“We understand there is an ongoing investigation; however, the information we are seeking should be publicly available as we are looking into the process of investigation and communication with the Mexican authorities,” Rep. Brian P. Bilbray, California Republican, said in letters to Mr. Bush and Mr. Mukasey.
“It’s been three weeks now since Navarro was released from jail,” Mr. Bilbray said in the letters, which were co-signed by 36 House members. “The Aguilar family deserves answers, and the administration should provide them in the most transparent way.”
Jesus Navarro Montes, 22, was arrested Jan. 22 by Mexican state and federal authorities in the town of El Yaqui in the northern state of Sonora after a three-day international manhunt.
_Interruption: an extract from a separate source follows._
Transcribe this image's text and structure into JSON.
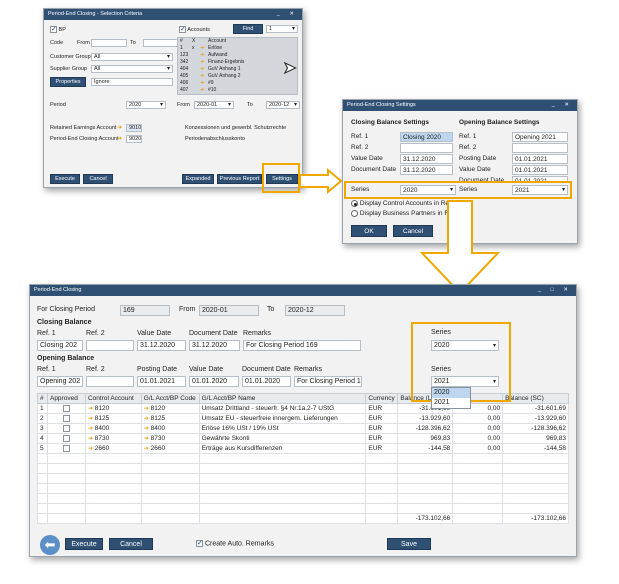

He was charged with running over and killing Border Patrol Agent Luis Aguilar Jr., 32, who was attempting to stop drug smuggling suspects as they fled back across the border.
Mr. Aguilar was killed as he tried to lay spike strips on a highway near the Imperial Sand Dunes in California, 20 miles west of Yuma, Ariz.
“Agent Aguilar was killed in a heinous act of violence on January 19 in the Yuma Sector, while attempting to stop two vehicles that illegally entered the country and were absconding into Mexico,” Homeland Security Secretary Michael Chertoff said June 25 in denouncing Navarro’s release. “We are working with a determined Mexican government, and our Department of Justice, to seek swift justice for the Aguilar murder.”
Navarro was released by Mexicali Federal Judge Laura Serrano Alderete after he had applied for and was granted bail. Mexican law enforcement authorities said federal officials in Mexico City were not aware of the release until after it had occurred, and the Mexican attorney general’s office has since issued an order that Navarro be located and detained.
Officials at the Mexican Embassy in Washington have said the U.S. government has not issued an arrest warrant, provided evidence or contacted Mexican authorities regarding extradition. They have maintained that the mistake was made on the U.S. side of the border.
Mr. Bilbray said that according to Mexican authorities, Navarro was freed after being cleared of an unrelated migrant-smuggling charge and because the U.S. government “apparently did not seek extradition or issue an arrest warrant.”
He said the caucus is demanding “an explanation and an accounting” from Mr. Bush and Mr. Mukasey of what, if any, communication took place between U.S. and Mexican authorities concerning the release. He said he wants to know whether the Justice Department sought Navarro’s extradition and, if so, when, and if not, why not.
FBI agents from the San Diego field office had led the investigation into Mr. Aguilar’s death, focusing on reports that Navarro was the driver of a Hummer that struck and killed the agent, a six-year Border Patrol veteran.
The Mexican Embassy in Washington, which announced the arrest, said a preliminary investigation into the killing had found that Navarro left the city of Mexicali and was headed for the U.S. “driving a Hummer vehicle, presumably carrying drugs.”
The embassy said that as Border Patrol agents tried to stop the vehicle, “Agent Aguilar was run down, and Mr. Navarro fled the scene back to Mexican territory.” It said Navarro would be prosecuted on pending charges in Mexico, but they were awaiting an extradition request from the United States.
Mexico does not extradite suspects who face the death penalty, and first-degree murder of a federal officer is a capital offense.
Records show that Navarro had been arrested and imprisoned earlier for transporting 10 illegal immigrants to the U.S., Mexican authorities said. A warrant for his arrest also was issued in Mexicali on human-trafficking counts, they said.